Following a heavily covered trial, singer R. Kelly has been convicted on a wide range of charges by a federal jury in New York. R. Kelly was facing nine counts in the case, including one count of racketeering with 14 underlying acts that included kidnapping, sexual exploitation of a child, kidnapping, bribery and sex trafficking charges, and eight additional counts for violations of a separate sex trafficking law.
How many years did R. Kelly get?
Now that he's been found guilty in court, many naturally wondered how much prison time Kelly is set to serve. Because of the way the legal process works, the singer hasn't actually been sentenced yet, but reports suggest that he could face decades in prison when he is sentenced on May 4. Kelly's attorney said that they plan to file an appeal, and are disappointed with the verdict.
To be convicted of the racketeering count, Kelly had to be found guilty on at least two of the 14 underlying counts. The jury found that he was guilty of all but two, a pretty definitive sentence in a case that has received tons of public attention.

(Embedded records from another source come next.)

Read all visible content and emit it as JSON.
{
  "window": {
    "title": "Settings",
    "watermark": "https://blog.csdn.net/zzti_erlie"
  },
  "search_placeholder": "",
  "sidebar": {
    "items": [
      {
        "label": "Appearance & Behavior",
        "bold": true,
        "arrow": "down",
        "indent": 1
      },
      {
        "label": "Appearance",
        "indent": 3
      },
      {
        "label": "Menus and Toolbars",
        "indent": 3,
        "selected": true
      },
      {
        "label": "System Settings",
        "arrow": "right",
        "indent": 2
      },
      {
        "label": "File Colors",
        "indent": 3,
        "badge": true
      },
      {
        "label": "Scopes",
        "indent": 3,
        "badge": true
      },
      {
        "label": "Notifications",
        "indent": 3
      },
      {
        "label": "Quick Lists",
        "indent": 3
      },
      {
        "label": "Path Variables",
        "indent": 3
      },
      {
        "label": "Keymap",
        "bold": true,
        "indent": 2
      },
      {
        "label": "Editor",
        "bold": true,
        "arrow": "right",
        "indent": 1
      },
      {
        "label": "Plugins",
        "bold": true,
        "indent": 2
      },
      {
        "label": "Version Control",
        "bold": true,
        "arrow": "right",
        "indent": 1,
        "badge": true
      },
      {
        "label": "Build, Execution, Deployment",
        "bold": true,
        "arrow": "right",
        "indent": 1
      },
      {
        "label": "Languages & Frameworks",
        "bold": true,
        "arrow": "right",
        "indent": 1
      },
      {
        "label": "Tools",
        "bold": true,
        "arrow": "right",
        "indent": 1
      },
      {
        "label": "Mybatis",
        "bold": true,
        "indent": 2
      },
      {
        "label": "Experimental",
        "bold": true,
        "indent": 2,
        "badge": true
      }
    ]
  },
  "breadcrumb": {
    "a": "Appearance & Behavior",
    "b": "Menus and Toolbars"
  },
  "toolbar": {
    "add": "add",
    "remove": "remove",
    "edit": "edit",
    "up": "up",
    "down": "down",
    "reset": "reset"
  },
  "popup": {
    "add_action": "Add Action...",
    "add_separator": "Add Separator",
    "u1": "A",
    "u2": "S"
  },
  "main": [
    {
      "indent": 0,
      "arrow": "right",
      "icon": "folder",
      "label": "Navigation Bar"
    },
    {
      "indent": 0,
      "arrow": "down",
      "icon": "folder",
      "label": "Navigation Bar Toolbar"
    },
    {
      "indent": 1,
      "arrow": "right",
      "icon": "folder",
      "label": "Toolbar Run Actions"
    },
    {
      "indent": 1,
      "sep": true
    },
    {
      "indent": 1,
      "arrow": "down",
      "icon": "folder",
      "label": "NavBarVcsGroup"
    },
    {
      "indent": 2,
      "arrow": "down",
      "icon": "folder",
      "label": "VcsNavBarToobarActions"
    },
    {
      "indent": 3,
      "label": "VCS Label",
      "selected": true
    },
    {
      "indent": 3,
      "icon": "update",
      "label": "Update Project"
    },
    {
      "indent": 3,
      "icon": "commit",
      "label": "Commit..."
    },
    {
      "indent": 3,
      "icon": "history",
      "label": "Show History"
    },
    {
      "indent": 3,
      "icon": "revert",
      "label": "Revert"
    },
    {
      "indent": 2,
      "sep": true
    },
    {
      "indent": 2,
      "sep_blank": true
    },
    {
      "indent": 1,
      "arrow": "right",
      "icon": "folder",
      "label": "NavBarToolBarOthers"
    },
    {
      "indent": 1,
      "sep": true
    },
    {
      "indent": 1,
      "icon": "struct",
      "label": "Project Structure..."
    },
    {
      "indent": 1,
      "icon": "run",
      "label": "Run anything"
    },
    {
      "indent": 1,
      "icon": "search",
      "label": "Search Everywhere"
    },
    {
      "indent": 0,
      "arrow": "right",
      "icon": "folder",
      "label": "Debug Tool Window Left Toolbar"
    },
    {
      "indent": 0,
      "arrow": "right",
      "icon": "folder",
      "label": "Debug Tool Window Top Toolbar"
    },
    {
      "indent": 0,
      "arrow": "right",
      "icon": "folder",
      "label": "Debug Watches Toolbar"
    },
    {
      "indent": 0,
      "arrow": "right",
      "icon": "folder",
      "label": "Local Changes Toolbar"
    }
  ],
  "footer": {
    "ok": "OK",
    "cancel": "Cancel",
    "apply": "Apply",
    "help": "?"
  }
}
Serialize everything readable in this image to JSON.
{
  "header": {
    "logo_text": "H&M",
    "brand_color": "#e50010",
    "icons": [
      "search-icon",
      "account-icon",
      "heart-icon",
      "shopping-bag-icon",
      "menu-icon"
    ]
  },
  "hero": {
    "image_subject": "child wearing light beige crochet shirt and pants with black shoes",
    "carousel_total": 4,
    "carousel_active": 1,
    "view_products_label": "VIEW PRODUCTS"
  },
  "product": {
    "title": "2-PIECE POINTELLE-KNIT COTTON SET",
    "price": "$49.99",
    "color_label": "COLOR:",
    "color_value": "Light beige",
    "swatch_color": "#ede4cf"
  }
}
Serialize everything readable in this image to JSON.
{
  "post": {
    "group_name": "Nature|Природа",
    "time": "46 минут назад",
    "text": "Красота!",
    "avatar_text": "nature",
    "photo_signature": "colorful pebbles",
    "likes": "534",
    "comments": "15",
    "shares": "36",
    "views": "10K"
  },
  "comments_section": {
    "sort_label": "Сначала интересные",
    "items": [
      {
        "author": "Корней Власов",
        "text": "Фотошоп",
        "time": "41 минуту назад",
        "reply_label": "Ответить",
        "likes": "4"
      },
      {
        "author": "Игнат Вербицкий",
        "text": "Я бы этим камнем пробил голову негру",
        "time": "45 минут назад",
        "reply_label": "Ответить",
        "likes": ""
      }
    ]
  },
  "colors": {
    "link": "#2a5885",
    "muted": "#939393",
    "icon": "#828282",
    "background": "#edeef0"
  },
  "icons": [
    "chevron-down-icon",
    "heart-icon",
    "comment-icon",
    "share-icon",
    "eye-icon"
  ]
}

The trial began on August 18, and the verdict comes 13 years after R. Kelly was acquitted of child pornography charges during a trial in Illinois.
"Today's guilty verdict forever brands R. Kelly as a predator, who used his fame and fortune to prey on the young, the vulnerable and the voiceless for his own sexual gratification," said acting US attorney from the Eastern District of New York Jacquelyn Kasulis.
She added that Kelly was "a predator who used his inner circle to ensnare underage girls and young men and women for decades, in a sordid web of sex abuse, exploitation and humiliation."
Kelly's victims were praised for coming forward with their stories.
Gloria Allred, who represented three of the six victims that were part of the trial, said that Kelly was one of the worst sexual predators she had ever faced in court. "First, he used the power of his celebrity to recruit vulnerable underage girls for the purpose of sexually abusing them," Allred said. "These were not May-October relationships, which is what his defense attorney wanted the jury to believe -- these were crimes against children and some adults,"
Kelly reportedly did not have any reaction when the verdict was read in court, although his attorney Deveraux Cannick said that he did not expect to be convicted. "You didn't get to see what we saw in terms of the discovery. You didn't get to see all the inconsistencies," Cannick said. "We said in our summation that the government cherry-picked their version that they thought would support the continuation of the narrative."
R. Kelly's behavior has been the subject of public scrutiny for some time now, with many of his accusers coming forward to make accusations about the sexual abuse he had subjected them to. This verdict comes at the end of a long, public process for both Kelly and his victims, who have now helped to seal his fate.